The last stop on our cruise was Icy Strait Point. Unlike the other places we visited, Icy Strait Point isn’t in a borough (county). About half of Alaska is not contained in any of the 19 boroughs, but is instead located in what is just referred to as the Unorganized Borough. That territory is broken up into 10 areas that were set up to facilitate census-taking. The yellow show the 10 census areas in Alaska.
The cruise ship port at Icy Strait Point is about a mile north of the village of Hoonah, the largest settlement in the Hoonah-Angoon Census Area. The weather on the day of our arrival was wet. Low clouds and persistent drizzle caused the cancellation of some of the shore excursions (those involving helicopters or small aircraft). Fortunately we had done those types of activities earlier in the trip. Instead, we were off on a small (43 ft.) boat to go whale watching. Good thing whales don’t care about rain. In addition to humpback whales, we spotted more sea lions, and of course, the ever-present bald eagles (sorry no pictures of the eagles as they were too far from the boat).
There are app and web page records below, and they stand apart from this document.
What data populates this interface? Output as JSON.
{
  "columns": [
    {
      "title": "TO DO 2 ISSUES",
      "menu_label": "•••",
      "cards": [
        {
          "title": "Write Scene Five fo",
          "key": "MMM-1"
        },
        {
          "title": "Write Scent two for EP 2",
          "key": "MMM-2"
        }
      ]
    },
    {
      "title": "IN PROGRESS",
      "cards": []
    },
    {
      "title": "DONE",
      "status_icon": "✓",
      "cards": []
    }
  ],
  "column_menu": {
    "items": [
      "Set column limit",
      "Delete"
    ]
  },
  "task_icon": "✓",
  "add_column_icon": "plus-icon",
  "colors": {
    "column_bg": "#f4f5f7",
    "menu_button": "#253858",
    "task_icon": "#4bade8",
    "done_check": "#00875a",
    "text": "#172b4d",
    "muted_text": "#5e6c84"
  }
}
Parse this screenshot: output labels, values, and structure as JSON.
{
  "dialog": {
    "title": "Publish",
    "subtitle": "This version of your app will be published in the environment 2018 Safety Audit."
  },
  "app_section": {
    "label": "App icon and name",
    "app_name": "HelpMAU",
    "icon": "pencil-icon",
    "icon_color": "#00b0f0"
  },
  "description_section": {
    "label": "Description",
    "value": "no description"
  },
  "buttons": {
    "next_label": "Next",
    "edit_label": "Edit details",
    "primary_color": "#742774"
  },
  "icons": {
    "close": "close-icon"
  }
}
The sea lions were content to swim alongside the boat for a while giving us the opportunity for some great photos.
After leaving Icy Strait Point, we headed for the Gulf of Alaska and on to Seward where we would disembark. On our final day at sea, right around breakfast time, we cruised into Yakutat Bay for a close-up view of Hubbard Glacier. Some guest opted to board a small boat for an even closer view. Since we had done a Glacier cruise last summer out of Whittier, we preferred to stay on the ship and watch from the top deck. It is certainly one of the more impressive glaciers in Alaska.
The cruise ended in Seward where we boarded a motor coach for Anchorage. Since our flight home didn’t depart until 6pm, we had a few hours to wander around the city. The trip home included an overnight stop in Seattle and the Sea-Tac Marriott. I don’t have much to say other than the lounge breakfast was good.
Over the course of the cruise, I added 4 more counties (boroughs) to my list and even ‘collected’ one of the 10 census areas within the Unorganized Borough. Our journey took us across the boundaries of 3 other boroughs and 1 additional census area. Those are reflected on my “after” map in the lighter blue color. I plan to get back to them at some point when I can visit the borough seat or in the case of the census area, the largest city/town.
Alaska’s size, plus the difficulty of getting from one place to another, makes the state the most challenging when it comes to county collecting. I’m pleased that in 2 trips I’ve been able to ‘collect’ 8 of the 19 boroughs and 1 of the 10 census areas. It could easily take 4 or 5 more trips before I’ll be able to complete Alaska. Based on my first 2 visits, I have no doubt each of those trips will be memorable.
Next up will be a weekend in Minnesota in mid-August. If all goes as planned, I’ll collect the last four counties in Iowa on my drive between Minneapolis and Sioux Falls. While it will be a quick trip, it should be productive.